Former Lord Advocate Dame Elish Angiolini, who led an inquiry into previous practices at Edinburgh's Mortonhall crematorium, described the situation as a ``great tragedy''.
The scandal emerged in December 2012 when it was revealed that the council-run crematorium had buried or scattered the ashes of stillborn and newborn babies for decades without their relatives' knowledge. Families said they were told there would be nothing to scatter.
The practice took place at the site between 1967 and 2011.
Dame Elish's report, which runs to more than 600 pages, was published by the local authority today after parents affected by the scandal were given individual copies of the document.
It contains more than 20 recommendations, which the council said will be taken forward by it and other relevant agencies.
Dame Elish was appointed by Edinburgh Council at the start of 2013 to head an inquiry into the practices at Mortonhall after they were uncovered by child bereavement charity Sands Lothians.
It emerged then that parents were led to believe there would be nothing to scatter and the ashes were dumped in a ``mass grave'' in a so-called ``garden of remembrance'' at the crematorium.
The investigation, described as ``extensive and complex'', began at the end of April last year and grew as it went on.
The number of cases referred to the probe increased from 130 babies at the start to 253 babies by its conclusion.
The report on the findings said that the parents involved wanted to know what had happened at Mortonhall, even if any remains of their baby could not now be located.
But it stated: ``The outcome of this investigation will cause more pain and distress for most of the parents of the 253 babies who are the subject of this investigation.
``It cannot be said with any certainty what remains of which babies are interred in the garden of remembrance.
``The precise extent to which remains of babies have been mixed in with an adult cremation that followed the baby's cremation is also unknown but appears likely to be extensive.''

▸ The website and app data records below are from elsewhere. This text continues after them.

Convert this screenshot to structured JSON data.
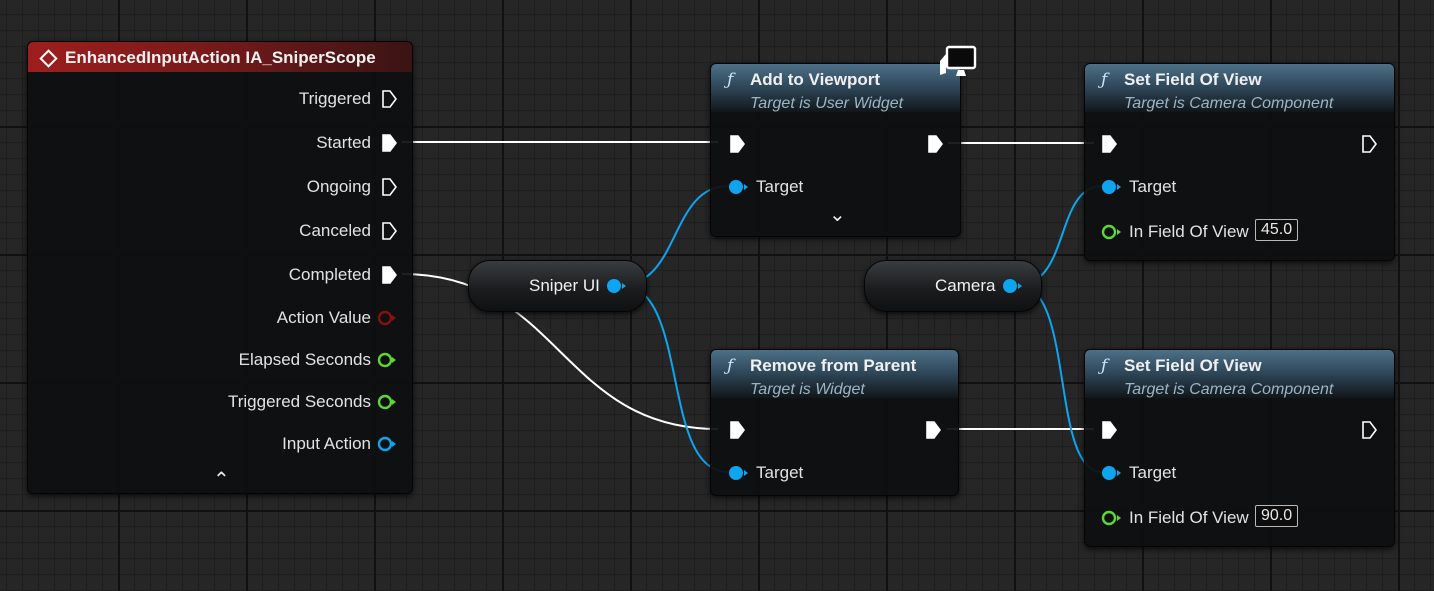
{
  "event_node": {
    "title": "EnhancedInputAction IA_SniperScope",
    "pins": {
      "triggered": "Triggered",
      "started": "Started",
      "ongoing": "Ongoing",
      "canceled": "Canceled",
      "completed": "Completed",
      "action_value": "Action Value",
      "elapsed_seconds": "Elapsed Seconds",
      "triggered_seconds": "Triggered Seconds",
      "input_action": "Input Action"
    }
  },
  "add_to_viewport": {
    "title": "Add to Viewport",
    "subtitle": "Target is User Widget",
    "target_label": "Target"
  },
  "remove_from_parent": {
    "title": "Remove from Parent",
    "subtitle": "Target is Widget",
    "target_label": "Target"
  },
  "set_fov_top": {
    "title": "Set Field Of View",
    "subtitle": "Target is Camera Component",
    "target_label": "Target",
    "fov_label": "In Field Of View",
    "fov_value": "45.0"
  },
  "set_fov_bottom": {
    "title": "Set Field Of View",
    "subtitle": "Target is Camera Component",
    "target_label": "Target",
    "fov_label": "In Field Of View",
    "fov_value": "90.0"
  },
  "variables": {
    "sniper_ui": "Sniper UI",
    "camera": "Camera"
  },
  "glyphs": {
    "function": "ƒ",
    "expand": "⌄",
    "collapse": "⌃"
  },
  "colors": {
    "exec_wire": "#ffffff",
    "object_pin": "#0ea5f0",
    "float_pin": "#5ed633",
    "struct_pin": "#8a1010",
    "function_header": "#4d7088",
    "event_header": "#9e1e1e"
  },
  "icons": {
    "function": "function-icon",
    "event": "event-diamond-icon",
    "exec": "exec-pin-icon",
    "monitor": "widget-monitor-icon"
  }
}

The report goes on: ``The only baby remains in this investigation that can be said for certain to be in the garden of remembrance are those of the non-viable foetus that was the subject of a communal cremation in 2013.
``Some others will also be there but it will never be known which babies are there, which babies may be in the land adjacent to the garden of remembrance and which babies are mixed in with the ashes of the deceased adult who was cremated immediately following the baby.
``The great tragedy of these events over many years is that many parents will now be left with a lifetime of uncertainty about their baby's final resting place.''